■ **Problem to solve**
Copy every line in the records below that contains the word "text".

[Website and app data records]
[Start of Attachment]

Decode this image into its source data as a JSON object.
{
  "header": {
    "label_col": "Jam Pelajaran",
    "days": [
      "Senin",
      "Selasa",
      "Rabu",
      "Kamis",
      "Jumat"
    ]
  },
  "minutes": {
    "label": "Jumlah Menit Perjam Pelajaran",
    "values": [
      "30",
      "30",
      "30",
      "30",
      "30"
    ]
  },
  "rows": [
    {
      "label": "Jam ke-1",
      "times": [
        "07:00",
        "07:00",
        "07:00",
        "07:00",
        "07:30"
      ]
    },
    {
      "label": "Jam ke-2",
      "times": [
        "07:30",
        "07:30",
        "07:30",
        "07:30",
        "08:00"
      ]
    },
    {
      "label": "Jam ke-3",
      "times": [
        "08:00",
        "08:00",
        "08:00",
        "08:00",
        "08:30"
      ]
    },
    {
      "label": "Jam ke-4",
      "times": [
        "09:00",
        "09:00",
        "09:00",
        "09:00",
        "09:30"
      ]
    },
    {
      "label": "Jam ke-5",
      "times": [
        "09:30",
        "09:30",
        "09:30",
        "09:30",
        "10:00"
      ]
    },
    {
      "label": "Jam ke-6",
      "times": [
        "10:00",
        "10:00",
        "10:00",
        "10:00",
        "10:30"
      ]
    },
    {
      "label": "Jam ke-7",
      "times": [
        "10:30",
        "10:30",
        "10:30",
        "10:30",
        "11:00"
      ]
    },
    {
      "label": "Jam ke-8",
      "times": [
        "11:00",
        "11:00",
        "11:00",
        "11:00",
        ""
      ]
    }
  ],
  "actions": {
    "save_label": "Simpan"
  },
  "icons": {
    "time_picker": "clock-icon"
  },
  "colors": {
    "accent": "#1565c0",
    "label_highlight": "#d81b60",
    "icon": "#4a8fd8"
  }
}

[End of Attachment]
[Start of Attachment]

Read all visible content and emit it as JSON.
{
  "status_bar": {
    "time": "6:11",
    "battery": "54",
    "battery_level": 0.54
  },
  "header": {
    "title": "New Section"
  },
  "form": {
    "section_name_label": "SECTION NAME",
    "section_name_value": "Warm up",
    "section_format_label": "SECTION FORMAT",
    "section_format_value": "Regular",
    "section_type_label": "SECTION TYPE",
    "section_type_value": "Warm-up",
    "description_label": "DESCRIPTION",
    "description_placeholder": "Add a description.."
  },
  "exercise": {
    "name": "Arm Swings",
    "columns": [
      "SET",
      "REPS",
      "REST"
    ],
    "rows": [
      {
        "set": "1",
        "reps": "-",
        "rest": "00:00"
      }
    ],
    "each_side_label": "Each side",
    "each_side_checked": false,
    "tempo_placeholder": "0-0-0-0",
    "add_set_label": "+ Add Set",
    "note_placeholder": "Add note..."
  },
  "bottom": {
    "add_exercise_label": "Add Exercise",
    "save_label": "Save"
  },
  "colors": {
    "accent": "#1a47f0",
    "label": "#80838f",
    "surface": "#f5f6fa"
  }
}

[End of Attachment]
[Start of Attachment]

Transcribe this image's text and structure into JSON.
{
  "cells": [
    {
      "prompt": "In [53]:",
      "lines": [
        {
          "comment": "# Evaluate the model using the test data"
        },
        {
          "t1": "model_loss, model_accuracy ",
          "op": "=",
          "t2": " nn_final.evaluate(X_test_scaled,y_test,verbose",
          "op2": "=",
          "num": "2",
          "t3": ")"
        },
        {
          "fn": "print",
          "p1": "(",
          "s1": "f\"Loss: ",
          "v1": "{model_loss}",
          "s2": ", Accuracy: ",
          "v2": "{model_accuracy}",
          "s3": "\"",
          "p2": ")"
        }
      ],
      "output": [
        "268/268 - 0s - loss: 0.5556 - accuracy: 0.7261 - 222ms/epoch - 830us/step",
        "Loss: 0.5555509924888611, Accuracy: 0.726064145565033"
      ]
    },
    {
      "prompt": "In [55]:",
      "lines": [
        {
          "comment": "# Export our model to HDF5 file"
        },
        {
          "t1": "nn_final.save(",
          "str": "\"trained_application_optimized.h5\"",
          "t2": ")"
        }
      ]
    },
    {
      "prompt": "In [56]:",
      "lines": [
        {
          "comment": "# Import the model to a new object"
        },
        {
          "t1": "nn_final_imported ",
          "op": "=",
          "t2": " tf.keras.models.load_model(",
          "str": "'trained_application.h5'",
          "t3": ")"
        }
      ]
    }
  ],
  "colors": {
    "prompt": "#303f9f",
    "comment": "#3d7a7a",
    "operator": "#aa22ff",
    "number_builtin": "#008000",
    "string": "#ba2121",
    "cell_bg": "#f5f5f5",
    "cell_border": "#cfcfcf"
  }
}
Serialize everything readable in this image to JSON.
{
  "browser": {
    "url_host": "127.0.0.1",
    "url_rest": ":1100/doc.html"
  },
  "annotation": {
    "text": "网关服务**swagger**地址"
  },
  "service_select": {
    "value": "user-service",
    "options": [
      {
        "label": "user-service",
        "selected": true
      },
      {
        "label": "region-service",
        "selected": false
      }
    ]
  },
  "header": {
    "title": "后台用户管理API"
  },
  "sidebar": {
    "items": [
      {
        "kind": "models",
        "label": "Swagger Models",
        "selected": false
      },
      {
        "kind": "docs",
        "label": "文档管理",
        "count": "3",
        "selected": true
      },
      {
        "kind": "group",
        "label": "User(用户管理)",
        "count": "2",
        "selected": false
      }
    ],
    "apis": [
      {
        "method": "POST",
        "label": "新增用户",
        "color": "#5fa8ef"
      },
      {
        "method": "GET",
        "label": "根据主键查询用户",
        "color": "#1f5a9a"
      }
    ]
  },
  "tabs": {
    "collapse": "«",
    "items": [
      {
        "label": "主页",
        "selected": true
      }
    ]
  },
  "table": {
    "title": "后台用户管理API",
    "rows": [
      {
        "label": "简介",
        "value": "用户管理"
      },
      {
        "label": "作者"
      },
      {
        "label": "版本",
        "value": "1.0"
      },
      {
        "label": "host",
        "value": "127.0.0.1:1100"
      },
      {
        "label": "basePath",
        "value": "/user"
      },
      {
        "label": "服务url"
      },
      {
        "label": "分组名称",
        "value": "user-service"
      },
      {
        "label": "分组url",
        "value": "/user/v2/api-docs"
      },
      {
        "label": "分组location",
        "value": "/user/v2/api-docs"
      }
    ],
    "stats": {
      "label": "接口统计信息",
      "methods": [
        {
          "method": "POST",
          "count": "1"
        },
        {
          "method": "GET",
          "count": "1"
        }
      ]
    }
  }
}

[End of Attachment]

■ **Response**
Transcribe this image's text and structure into JSON.
    "text": "网关服务**swagger**地址"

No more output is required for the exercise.